Record extracts ::
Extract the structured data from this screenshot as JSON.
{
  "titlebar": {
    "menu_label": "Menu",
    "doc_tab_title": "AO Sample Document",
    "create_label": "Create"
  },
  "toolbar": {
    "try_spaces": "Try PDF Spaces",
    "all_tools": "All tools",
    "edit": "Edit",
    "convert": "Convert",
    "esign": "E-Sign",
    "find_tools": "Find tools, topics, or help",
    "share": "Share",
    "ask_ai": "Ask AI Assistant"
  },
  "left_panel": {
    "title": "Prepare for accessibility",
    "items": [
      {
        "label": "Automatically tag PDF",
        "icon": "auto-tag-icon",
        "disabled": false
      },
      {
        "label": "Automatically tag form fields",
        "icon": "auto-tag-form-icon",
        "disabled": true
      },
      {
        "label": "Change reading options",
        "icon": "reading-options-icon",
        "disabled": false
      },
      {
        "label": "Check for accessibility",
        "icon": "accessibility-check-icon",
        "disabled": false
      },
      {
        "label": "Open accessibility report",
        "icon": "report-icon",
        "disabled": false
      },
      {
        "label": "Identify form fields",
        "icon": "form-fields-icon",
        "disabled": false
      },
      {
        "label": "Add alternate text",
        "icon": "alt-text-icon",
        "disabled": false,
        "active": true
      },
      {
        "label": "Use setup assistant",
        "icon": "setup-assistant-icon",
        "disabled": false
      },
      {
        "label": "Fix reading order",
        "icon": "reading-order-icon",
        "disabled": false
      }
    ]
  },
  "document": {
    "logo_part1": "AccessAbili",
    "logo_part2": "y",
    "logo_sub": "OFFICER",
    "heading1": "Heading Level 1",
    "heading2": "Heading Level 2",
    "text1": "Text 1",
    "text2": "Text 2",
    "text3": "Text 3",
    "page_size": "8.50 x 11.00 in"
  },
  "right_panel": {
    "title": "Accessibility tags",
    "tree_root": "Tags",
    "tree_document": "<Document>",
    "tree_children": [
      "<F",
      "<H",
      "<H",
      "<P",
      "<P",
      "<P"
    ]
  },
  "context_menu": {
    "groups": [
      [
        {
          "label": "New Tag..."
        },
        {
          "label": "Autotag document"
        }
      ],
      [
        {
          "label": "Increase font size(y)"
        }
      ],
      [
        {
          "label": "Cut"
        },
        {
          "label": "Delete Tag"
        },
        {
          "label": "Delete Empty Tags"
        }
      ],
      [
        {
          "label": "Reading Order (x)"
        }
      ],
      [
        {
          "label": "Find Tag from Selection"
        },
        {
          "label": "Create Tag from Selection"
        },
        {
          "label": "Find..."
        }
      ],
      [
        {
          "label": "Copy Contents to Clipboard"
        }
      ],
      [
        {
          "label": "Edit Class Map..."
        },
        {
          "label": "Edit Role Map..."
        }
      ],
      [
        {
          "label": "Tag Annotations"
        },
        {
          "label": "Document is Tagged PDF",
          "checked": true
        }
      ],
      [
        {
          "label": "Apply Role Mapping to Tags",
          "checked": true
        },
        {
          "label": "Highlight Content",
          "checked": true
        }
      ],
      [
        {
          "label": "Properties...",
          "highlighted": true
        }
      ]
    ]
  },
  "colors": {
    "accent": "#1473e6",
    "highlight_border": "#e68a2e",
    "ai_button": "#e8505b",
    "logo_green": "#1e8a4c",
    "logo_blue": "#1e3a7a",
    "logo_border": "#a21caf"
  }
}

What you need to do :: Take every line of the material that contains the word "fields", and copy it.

Response ::
        "label": "Automatically tag form fields",
        "label": "Identify form fields",
        "icon": "form-fields-icon",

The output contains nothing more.